“Executive functioning” refers to the management of cognitive processes. It includes attention, working memory, monitoring, and reasoning. The majority of the documented benefits of bilingualism relate to executive functioning. Bilingual children have consistently shown themselves to be better at solving problems that require a combination of attention and inhibition. Even at as young as 7 months old, bilingual children are more mentally flexible and react more quickly to new information.
- The fact that children only show significant benefits after they are already skilled in both languages suggests that it is the exercise of learning two languages that causes advantages in executive functioning, rather than the knowledge itself.
Bilingual children have a better understanding of what language actually is: a labeling system for the world accompanied by arbitrary rules about how to combine the parts. This means that they have a better grasp on concepts like reality vs. appearance, abstract ideas, general reasoning, and logic. Because they are better at understanding abstract concepts like the visual representation of sound, bilinguals are generally better at learning to read.
Theory of mind
“Theory of mind” is the ability to attribute mental states to other people. This includes recognizing that other people may not feel what you feel, and that other people may not know everything you know. Bilingual children are better at recognizing others’ emotions based on facial expressions. They also perform better in situations where they must recognize that other people’s knowledge differs from their own.
Interestingly, some studies have also found that bilingual children are more creative than monolinguals.
All of the above skills – problem solving, literacy, attentional control – are targeted during schooling, so it stands to reason that bilingual children may have academic advantages over their peers.
Did the review find any areas of development that may suffer due to a bilingual upbringing?
In young children, bilinguals consistently scored worse on verbal measures (e.g. vocabulary knowledge, structural flexibility) than monolinguals while simultaneously outperforming them on virtually all other cognitive measures.
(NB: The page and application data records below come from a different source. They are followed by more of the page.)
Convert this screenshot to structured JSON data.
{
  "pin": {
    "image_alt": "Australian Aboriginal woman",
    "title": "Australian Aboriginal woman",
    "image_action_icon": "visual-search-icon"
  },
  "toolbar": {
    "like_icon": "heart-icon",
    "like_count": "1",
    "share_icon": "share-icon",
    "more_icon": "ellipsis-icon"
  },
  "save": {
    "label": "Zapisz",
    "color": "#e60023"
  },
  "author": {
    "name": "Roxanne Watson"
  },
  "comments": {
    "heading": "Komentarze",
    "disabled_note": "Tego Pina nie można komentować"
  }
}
This indicates that there is a cost for the cognitive benefits of bilingualism in the form of linguistic performance. This is hardly surprising when you consider there is twice as much information to learn. The review did not specify an age where bilingual children catch up to monolinguals, and it did not examine whether some children just do not catch up. This may be an area for further investigation.
Does it matter which two languages are learned?
In terms of the general cognitive effects described above, it does not matter what the two languages are as long as the child is proficient in both. Literacy was the only area that had any difference depending on the combination of languages. For example, one study found bilingual children learning languages with similar writing systems had greater literacy advantages over those learning languages with distinctly different writing systems – and both groups had literacy advantages over monolinguals. In another study, French-English and “Chinese”-English (unspecified Chinese language) bilingual children had different understandings of how print refers to language.
Source: Barac, R., & Bialystok, E. (2011). Research timeline: Cognitive development of bilingual children. Language Teaching, 44, 1, 36-54.
Katherine Christ, honours Linguistics, Head of Research at Simone Friedman Speech-Language Services